“The whole thing became just kind of a disaster,” he said. Again, Frontier offered a voucher. But by this time flights over the next Spring Break had more than doubled in cost to more than $700 per ticket.
“That’s way out of the budget,” he explained. “All we really want is just to get our money back.”
In an email Gabe shared with KARE11, Frontier said no.
“There’s no consumer protection. So, when I’m trying to get a refund from an airline, they can just keep my money and there’s nothing I can do about it,” Gabe said.
He is one of a growing number of travelers frustrated at airlines’ refund and voucher policies for flights during the pandemic.
A monthly report by the federal office of Aviation Consumer Protection shows there were more than 63,000 complaints about refunds filed from April through July this year. That’s 103 times more than the same time period last year when just 616 complaints were filed.
The problem is so widespread that 40 state attorney generals – including Minnesota’s Keith Ellison – wrote a letter to Congress in October demanding any federal funding for the airline industry be coupled with consumer protections, including refunds for customers who cancel or change flights because of COVID-19.
The letter mentions complaints against Frontier Airlines by name.
“Flyers are reaching out. They’re frustrated. They’re upset,” said Zach Griff of the travel website The Points Guy.
“They think these airlines are being so flexible, they’re allowing me to change my flight for free. Before it used to cost $200. But when they go and actually make that change and especially with Frontier, they are basically suckered into taking vouchers that really expire within 90 days,” he said. Many customers don’t know when they’ll feel comfortable flying again.
Fortunately, Griff says, if you are fighting for a refund, sitting on a worthless voucher or need to change a flight because of COVID, you have some options.
First, wait to cancel a flight until the last minute. If the airline cancels first you get a refund.
Second, he says ask your credit card company to fight for you. Many have successfully clawed back money.
If that doesn’t work, make a formal consumer complaint with the U.S. Department of Transportation. They can compel the airline to work with you.
“This is one of the – kind of best methods to getting a refund when the airline says no,” Griff advises.
KARE 11 reached out to Frontier Airlines. They defended their policies in a statement:
We sincerely apologize to our customers for the unprecedented impacts to air travel that have resulted from the global pandemic and are working with them to accommodate their travel wishes, within our policies. If a customer voluntarily cancelled their reservation, as a courtesy due to the ongoing COVID-19 pandemic, we waived cancellation fees and provided a full travel credit for eligible non-refundable tickets. Please note that travel does not need to occur within the period the credit is valid for. The customer simply needs to book travel by the expiration date.
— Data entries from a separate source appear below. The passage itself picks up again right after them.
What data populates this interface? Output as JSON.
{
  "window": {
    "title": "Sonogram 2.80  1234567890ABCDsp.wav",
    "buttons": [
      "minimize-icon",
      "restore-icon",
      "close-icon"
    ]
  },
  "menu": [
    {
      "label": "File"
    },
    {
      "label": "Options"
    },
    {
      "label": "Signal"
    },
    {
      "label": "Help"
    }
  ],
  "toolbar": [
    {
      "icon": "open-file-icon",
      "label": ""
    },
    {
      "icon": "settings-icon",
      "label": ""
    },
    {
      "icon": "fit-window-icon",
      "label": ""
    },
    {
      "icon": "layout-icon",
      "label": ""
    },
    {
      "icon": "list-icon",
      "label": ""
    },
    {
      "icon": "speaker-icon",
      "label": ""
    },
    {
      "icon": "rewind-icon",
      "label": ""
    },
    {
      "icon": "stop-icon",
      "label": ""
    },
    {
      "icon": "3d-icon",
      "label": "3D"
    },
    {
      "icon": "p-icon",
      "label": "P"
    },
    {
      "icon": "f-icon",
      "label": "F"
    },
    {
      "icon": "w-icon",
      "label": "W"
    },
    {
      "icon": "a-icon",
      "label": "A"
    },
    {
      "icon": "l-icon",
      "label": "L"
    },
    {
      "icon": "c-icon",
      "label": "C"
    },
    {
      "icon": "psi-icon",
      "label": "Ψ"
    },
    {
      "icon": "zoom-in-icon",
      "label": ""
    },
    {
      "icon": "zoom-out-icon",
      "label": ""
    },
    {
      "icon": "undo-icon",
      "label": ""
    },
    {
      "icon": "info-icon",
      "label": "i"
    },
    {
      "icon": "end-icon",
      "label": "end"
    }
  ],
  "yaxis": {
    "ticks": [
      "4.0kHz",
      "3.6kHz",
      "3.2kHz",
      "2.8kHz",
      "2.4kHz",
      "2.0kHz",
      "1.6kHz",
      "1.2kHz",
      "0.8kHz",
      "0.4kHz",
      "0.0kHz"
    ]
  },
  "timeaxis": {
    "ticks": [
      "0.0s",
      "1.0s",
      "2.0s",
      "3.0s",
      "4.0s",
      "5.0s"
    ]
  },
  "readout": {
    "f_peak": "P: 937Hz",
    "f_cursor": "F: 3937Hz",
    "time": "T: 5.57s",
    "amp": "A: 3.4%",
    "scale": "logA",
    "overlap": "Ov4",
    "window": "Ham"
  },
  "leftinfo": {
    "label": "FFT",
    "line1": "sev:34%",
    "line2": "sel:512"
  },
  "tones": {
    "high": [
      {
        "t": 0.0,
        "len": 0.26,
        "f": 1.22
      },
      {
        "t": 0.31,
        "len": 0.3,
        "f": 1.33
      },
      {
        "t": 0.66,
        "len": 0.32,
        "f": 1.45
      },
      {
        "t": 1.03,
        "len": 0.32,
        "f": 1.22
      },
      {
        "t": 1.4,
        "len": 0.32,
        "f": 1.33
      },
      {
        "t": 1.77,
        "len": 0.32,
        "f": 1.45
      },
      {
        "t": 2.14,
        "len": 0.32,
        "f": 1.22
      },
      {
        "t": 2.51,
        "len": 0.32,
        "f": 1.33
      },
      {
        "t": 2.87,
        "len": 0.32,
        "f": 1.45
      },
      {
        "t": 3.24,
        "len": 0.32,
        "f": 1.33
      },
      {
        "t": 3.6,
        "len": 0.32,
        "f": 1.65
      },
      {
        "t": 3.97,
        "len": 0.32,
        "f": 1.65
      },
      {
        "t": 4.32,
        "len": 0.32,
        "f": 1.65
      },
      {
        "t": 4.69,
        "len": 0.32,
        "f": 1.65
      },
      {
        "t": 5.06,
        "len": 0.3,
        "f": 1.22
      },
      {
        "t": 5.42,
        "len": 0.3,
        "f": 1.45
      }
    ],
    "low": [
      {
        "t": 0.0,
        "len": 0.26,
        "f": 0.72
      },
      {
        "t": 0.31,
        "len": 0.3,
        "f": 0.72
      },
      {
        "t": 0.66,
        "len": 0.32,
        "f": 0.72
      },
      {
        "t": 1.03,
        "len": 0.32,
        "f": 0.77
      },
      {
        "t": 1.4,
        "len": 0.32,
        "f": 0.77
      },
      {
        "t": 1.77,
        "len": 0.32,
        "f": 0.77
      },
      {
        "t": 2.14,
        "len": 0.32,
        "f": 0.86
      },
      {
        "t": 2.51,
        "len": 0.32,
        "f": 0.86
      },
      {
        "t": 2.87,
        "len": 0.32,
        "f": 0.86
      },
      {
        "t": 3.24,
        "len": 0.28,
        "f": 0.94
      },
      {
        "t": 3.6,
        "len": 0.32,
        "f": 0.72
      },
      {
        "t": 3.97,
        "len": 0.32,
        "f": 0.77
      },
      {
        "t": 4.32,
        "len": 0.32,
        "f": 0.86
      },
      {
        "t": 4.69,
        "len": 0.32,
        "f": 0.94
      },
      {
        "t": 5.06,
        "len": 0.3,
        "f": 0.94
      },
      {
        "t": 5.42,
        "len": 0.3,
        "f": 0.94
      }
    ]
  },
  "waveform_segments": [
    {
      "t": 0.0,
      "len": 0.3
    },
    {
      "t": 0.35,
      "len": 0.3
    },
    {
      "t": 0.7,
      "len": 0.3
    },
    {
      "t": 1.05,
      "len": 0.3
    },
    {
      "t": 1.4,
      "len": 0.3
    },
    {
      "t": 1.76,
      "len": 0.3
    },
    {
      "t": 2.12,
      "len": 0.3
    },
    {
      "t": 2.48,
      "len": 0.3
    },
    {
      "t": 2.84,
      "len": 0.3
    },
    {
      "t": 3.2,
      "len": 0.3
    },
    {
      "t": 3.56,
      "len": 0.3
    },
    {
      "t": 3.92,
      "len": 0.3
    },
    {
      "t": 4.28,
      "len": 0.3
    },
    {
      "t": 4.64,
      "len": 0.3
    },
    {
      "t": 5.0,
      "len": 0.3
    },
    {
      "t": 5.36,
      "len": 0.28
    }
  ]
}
Travel can be scheduled all the way through November 2021 and those reservations can be changed for no fee up until 60 or more days prior to the travel date. Any fare difference would apply. We recognize that some customers may have unintentionally allowed their credits to expire recently and we encourage those folks to contact our Customer Care Center so we can review their reservation record and assist them.
As for Gabe’s situation, Frontier wouldn’t budge on a refund, but a spokesman said in an email, “We are reaching out to the customer directly to extend their current credit, giving them more time to rebook travel.”
With another Christmas approaching, Gabe’s last Christmas gift to his kids appears to be another casualty of the pandemic.
“I’m kind of proud of how they handled the disappointment. I just hope at some point we can get back there.”
Here’s a few more tips if you are thinking of booking travel according to Griff:
- Make sure to research cancellation policies ahead of time.
- Check the expiration dates on any vouchers you might have and make sure to use the ones that expire first.
- Do not buy travel insurance to hedge against COVID concerns. Most of the policies don’t cover changes because of the virus.